(Given information):
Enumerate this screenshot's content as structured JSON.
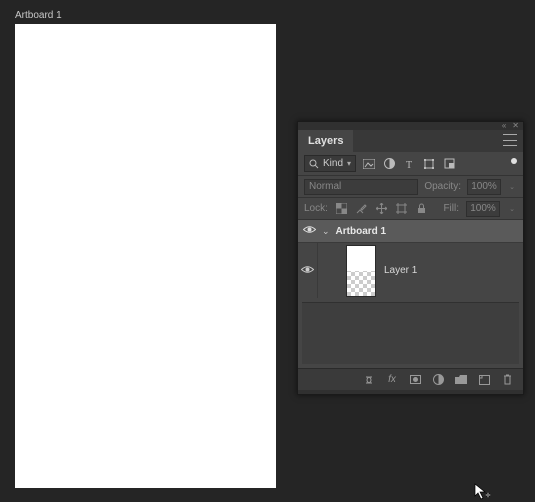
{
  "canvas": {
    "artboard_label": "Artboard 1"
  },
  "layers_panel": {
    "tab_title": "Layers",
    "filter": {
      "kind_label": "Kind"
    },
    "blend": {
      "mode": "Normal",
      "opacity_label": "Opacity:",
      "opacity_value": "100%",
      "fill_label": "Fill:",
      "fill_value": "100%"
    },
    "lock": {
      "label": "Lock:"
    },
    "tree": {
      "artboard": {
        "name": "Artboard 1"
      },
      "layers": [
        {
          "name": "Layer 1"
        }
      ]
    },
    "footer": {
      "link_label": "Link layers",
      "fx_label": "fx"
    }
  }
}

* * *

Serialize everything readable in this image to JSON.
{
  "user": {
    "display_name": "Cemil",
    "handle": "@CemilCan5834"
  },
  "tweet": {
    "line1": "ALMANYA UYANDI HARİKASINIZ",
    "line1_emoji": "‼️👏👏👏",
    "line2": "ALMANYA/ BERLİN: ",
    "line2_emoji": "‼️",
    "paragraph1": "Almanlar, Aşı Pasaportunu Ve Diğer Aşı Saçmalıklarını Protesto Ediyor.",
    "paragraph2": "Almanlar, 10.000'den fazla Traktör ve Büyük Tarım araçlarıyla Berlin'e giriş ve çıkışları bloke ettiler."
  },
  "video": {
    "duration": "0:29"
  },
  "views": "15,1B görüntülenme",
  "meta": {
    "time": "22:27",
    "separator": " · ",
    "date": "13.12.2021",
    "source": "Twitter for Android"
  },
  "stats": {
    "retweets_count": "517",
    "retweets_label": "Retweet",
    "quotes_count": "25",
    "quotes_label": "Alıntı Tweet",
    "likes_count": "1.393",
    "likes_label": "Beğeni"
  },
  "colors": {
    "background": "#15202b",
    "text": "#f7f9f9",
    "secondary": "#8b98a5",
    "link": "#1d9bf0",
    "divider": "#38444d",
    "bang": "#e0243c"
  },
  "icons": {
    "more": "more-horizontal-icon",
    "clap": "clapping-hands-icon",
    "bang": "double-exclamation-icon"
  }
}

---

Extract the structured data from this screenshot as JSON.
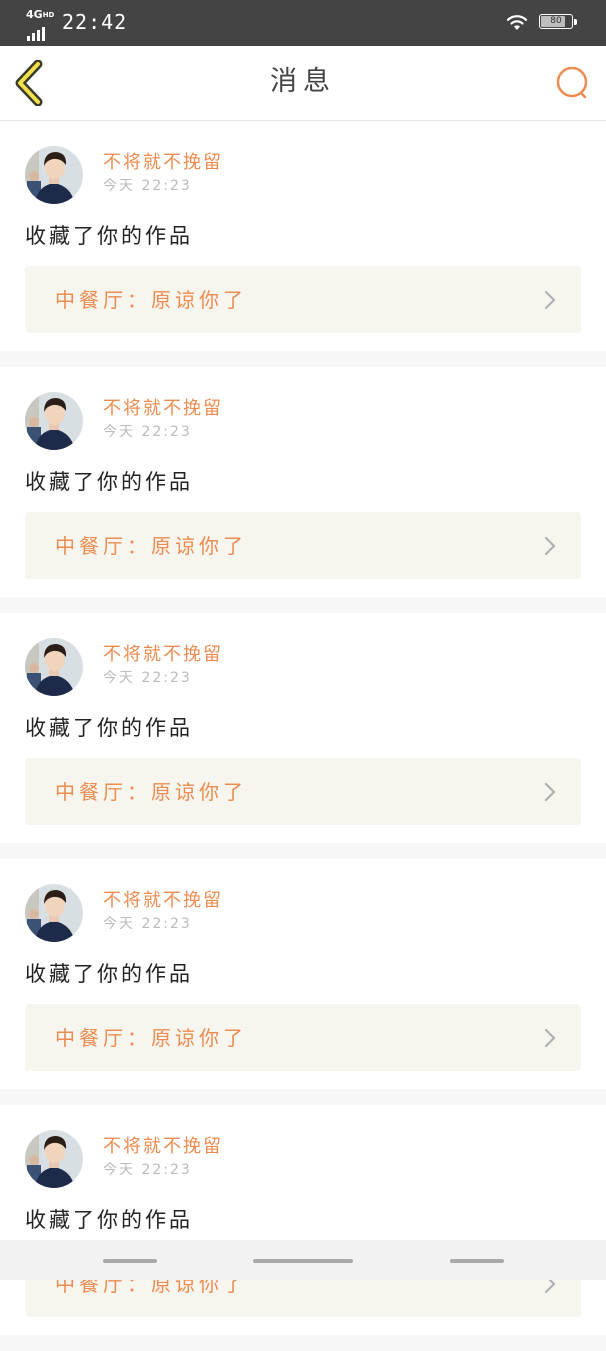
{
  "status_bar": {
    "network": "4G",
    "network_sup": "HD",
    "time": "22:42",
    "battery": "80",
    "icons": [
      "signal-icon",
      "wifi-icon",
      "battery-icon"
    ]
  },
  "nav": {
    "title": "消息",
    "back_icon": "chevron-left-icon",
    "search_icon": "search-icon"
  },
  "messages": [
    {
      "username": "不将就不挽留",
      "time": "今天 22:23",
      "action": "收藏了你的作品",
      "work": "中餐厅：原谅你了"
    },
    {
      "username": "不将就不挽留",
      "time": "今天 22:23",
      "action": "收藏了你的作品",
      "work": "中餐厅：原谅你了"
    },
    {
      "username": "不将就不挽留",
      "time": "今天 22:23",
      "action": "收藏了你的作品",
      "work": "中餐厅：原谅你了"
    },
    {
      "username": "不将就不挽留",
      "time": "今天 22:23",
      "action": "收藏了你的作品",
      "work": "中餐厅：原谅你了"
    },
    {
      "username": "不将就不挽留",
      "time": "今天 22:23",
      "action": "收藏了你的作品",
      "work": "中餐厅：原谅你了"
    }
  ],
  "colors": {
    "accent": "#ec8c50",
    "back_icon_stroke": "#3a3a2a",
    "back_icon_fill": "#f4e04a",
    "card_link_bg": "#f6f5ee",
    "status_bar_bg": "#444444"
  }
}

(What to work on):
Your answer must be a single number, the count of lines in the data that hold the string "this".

(Task output):
3